** TO DO **
Beginning with the line containing "Enumerate this screenshot's" and ending with the last line of the entries below, copy each line exactly and nothing else.

(Records from a data collection)
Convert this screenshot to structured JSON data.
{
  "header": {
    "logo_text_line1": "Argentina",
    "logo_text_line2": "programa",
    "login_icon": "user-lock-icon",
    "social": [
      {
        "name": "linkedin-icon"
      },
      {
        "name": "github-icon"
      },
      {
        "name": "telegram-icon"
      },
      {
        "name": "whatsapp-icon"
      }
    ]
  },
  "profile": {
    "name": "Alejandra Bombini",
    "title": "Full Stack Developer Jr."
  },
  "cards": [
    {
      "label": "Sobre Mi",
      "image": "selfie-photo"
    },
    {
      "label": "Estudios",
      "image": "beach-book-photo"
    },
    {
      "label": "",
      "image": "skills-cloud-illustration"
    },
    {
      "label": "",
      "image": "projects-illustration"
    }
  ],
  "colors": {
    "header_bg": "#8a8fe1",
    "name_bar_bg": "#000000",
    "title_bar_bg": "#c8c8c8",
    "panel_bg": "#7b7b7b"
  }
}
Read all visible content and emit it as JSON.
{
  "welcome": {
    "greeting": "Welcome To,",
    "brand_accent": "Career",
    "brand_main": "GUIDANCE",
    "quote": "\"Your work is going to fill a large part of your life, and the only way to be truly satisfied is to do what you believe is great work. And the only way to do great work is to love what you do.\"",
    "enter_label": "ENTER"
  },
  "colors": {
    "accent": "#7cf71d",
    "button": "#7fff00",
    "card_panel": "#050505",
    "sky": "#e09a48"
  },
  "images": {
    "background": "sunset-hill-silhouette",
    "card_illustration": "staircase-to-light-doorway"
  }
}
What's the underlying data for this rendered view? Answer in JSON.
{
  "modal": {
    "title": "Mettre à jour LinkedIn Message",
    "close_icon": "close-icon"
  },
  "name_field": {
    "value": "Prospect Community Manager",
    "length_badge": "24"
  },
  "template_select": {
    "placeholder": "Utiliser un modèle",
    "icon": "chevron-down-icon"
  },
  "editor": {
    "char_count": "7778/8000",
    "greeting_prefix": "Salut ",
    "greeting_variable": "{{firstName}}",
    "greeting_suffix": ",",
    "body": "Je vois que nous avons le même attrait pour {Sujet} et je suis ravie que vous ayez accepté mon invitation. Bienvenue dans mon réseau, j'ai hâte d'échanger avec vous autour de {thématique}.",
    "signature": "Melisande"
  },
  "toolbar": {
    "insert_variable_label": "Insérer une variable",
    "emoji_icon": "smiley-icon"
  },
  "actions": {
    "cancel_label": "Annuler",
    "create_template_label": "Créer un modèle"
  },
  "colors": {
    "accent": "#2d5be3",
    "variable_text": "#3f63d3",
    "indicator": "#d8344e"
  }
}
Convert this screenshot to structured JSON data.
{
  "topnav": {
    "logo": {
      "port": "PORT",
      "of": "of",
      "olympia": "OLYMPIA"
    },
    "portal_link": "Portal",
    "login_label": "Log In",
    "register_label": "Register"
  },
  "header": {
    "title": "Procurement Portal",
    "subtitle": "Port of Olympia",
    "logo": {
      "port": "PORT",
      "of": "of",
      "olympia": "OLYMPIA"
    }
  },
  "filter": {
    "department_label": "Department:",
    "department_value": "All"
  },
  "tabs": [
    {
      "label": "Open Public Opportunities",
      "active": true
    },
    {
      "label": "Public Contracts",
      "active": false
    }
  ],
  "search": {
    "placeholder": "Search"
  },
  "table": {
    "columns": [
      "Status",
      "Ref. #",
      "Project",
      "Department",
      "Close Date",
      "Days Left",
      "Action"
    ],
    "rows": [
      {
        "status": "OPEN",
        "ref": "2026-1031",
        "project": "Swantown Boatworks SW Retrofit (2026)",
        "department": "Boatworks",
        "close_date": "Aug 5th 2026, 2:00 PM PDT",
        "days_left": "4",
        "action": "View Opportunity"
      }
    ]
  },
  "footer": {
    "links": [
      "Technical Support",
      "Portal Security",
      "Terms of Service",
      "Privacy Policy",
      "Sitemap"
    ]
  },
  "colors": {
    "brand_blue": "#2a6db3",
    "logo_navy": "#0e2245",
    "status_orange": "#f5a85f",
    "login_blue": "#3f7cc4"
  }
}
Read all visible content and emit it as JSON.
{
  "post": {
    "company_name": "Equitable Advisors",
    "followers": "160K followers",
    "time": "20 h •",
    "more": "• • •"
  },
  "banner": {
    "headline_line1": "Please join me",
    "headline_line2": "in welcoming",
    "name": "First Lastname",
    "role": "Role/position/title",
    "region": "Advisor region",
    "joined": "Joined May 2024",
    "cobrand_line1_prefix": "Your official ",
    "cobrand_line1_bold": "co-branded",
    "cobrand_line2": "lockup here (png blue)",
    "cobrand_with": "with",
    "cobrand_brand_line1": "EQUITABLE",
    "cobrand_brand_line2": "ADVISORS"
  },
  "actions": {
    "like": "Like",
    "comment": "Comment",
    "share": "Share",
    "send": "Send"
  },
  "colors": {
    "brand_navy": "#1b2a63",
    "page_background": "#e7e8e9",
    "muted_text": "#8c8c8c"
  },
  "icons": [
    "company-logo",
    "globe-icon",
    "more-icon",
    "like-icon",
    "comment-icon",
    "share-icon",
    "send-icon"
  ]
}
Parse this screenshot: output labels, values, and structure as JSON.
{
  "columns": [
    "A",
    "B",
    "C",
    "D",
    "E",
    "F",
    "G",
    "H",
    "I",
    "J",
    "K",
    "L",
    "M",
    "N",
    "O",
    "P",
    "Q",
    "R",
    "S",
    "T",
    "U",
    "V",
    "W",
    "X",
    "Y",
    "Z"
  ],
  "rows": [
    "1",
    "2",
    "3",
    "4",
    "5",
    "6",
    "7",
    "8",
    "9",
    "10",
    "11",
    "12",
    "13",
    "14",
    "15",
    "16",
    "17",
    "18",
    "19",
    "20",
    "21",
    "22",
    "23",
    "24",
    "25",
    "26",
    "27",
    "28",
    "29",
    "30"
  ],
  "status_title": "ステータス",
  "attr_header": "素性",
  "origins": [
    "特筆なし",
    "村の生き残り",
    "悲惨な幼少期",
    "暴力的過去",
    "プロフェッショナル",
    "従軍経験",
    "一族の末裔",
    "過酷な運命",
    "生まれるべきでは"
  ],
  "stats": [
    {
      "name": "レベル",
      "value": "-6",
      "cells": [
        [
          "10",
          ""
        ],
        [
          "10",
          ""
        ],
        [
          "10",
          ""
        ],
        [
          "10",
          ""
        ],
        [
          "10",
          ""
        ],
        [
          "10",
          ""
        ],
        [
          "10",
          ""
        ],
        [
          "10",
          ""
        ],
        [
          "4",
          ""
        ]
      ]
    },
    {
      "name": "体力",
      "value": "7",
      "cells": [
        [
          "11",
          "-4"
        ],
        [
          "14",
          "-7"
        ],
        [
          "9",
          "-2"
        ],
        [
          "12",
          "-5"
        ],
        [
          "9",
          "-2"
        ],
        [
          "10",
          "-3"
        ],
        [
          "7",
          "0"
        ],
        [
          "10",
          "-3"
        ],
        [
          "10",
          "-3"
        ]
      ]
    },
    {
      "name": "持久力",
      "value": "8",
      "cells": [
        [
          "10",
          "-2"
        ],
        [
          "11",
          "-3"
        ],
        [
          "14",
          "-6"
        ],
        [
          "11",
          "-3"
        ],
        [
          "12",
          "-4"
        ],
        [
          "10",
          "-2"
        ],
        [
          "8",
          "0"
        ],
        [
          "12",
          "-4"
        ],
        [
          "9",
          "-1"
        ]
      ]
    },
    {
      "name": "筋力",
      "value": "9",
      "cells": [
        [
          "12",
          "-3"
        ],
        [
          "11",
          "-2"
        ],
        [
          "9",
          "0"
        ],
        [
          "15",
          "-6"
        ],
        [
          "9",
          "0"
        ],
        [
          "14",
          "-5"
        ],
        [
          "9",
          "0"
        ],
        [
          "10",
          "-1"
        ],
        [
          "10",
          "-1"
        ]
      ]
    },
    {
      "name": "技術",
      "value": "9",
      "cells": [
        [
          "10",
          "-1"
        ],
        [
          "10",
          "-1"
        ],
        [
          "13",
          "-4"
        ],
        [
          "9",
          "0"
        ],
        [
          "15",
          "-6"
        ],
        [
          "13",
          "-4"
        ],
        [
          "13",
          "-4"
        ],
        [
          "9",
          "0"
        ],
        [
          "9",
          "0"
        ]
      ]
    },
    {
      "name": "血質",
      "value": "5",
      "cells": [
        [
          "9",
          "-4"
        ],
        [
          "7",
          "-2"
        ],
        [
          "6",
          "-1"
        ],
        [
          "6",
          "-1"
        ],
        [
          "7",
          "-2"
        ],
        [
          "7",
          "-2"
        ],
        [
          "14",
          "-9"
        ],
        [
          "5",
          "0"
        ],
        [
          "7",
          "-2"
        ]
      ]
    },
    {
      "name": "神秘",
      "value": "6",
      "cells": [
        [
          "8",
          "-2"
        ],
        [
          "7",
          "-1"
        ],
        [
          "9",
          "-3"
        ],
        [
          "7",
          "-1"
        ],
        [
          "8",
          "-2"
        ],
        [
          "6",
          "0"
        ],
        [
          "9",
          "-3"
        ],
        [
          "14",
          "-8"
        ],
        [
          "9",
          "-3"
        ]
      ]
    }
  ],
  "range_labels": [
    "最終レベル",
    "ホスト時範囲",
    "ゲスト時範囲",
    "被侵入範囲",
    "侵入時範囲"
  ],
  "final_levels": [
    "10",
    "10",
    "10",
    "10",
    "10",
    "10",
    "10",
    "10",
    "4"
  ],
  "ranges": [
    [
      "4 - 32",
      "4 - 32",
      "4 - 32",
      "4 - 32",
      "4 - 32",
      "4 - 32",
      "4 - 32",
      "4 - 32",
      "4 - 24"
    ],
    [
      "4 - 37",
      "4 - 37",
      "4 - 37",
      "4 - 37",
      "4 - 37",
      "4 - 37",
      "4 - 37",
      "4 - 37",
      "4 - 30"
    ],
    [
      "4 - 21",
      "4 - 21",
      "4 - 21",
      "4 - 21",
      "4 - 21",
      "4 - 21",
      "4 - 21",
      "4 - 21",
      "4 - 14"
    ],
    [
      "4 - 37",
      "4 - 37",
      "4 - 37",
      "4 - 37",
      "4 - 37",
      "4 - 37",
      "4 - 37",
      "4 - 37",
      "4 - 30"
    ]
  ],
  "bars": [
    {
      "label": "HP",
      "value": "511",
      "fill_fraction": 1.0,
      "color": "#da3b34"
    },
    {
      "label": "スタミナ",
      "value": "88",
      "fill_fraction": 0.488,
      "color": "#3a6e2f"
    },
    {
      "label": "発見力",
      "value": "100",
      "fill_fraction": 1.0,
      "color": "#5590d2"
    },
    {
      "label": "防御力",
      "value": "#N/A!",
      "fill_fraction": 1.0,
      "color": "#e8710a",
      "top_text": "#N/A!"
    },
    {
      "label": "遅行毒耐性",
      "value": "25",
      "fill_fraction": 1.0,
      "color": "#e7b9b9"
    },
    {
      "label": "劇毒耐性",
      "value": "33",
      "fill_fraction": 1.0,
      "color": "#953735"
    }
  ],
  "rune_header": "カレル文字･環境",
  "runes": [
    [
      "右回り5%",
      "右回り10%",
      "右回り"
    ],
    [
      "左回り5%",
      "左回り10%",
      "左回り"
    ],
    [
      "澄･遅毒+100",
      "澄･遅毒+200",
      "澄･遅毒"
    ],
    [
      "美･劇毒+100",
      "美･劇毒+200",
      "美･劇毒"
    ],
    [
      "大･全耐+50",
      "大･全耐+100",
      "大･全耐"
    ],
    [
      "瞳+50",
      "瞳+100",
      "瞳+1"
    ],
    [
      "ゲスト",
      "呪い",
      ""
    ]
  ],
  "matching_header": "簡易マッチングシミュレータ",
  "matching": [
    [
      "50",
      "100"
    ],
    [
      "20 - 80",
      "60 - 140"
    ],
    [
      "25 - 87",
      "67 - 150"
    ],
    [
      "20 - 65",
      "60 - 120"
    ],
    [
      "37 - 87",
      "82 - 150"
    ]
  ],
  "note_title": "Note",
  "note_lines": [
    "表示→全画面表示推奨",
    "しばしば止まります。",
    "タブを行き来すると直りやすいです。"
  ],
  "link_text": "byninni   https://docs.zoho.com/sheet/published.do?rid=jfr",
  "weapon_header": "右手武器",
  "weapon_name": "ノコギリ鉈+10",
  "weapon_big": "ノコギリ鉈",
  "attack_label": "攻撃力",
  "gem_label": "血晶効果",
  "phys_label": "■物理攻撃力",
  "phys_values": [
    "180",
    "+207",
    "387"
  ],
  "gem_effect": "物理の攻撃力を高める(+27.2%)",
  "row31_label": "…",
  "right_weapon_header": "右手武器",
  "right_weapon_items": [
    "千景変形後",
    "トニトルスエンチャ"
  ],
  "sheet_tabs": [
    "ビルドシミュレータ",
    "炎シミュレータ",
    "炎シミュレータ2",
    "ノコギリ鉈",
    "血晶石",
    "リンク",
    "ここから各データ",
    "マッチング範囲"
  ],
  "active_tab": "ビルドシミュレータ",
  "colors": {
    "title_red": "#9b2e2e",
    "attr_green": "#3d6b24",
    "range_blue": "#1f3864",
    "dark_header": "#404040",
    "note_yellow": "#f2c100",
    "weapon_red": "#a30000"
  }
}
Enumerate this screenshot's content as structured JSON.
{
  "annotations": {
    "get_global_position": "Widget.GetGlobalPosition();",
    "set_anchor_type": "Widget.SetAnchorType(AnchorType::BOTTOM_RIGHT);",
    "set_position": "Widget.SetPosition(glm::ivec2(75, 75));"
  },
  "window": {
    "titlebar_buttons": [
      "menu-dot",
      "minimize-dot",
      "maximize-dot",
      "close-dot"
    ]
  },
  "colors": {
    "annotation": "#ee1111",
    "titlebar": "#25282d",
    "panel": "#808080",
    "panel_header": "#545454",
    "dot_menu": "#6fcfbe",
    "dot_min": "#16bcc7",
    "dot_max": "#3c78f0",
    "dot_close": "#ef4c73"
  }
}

** TASK SOLUTION **
Enumerate this screenshot's content as structured JSON.
{
  "annotations": {
    "get_global_position": "Widget.GetGlobalPosition();",
    "set_anchor_type": "Widget.SetAnchorType(AnchorType::BOTTOM_RIGHT);",
    "set_position": "Widget.SetPosition(glm::ivec2(75, 75));"
  },
  "window": {
    "titlebar_buttons": [
      "menu-dot",
      "minimize-dot",
      "maximize-dot",
      "close-dot"
    ]
  },
  "colors": {
    "annotation": "#ee1111",
    "titlebar": "#25282d",
    "panel": "#808080",
    "panel_header": "#545454",
    "dot_menu": "#6fcfbe",
    "dot_min": "#16bcc7",
    "dot_max": "#3c78f0",
    "dot_close": "#ef4c73"
  }
}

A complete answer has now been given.